• _Data shown_:
BEGIN

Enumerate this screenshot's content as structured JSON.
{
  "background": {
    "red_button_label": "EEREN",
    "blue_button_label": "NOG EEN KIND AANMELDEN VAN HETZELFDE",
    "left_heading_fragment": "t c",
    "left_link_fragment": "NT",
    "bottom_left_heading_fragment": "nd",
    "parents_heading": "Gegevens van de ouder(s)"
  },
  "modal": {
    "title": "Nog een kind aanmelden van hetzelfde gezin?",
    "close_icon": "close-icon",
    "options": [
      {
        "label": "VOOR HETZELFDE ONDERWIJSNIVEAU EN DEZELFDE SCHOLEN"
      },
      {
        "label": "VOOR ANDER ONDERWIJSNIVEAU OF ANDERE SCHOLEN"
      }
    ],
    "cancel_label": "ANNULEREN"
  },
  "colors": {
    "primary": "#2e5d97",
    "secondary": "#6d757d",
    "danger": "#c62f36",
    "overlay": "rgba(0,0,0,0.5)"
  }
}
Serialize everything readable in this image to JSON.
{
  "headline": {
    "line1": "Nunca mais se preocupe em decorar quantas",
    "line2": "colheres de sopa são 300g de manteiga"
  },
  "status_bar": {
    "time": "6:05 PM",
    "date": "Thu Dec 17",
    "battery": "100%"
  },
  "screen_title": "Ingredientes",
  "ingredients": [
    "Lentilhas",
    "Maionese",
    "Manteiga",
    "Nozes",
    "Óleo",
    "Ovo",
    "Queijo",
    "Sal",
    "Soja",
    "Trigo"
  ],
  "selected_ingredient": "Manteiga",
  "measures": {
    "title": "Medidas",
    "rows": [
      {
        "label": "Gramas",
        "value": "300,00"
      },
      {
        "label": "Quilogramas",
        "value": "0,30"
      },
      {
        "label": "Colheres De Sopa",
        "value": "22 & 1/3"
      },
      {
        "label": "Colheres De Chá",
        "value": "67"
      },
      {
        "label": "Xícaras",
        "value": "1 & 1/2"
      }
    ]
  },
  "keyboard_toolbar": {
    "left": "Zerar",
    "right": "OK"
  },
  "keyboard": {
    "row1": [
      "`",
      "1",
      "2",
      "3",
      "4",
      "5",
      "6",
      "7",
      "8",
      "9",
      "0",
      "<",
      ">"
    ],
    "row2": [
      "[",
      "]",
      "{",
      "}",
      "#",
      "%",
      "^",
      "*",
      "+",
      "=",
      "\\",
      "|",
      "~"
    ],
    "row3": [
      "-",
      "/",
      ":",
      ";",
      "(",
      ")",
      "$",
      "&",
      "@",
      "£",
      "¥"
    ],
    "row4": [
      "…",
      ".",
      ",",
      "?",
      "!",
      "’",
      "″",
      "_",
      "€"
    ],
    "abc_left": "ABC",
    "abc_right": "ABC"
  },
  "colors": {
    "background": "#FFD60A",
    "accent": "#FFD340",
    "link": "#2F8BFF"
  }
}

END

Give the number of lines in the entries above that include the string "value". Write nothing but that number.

• _Task output_: 5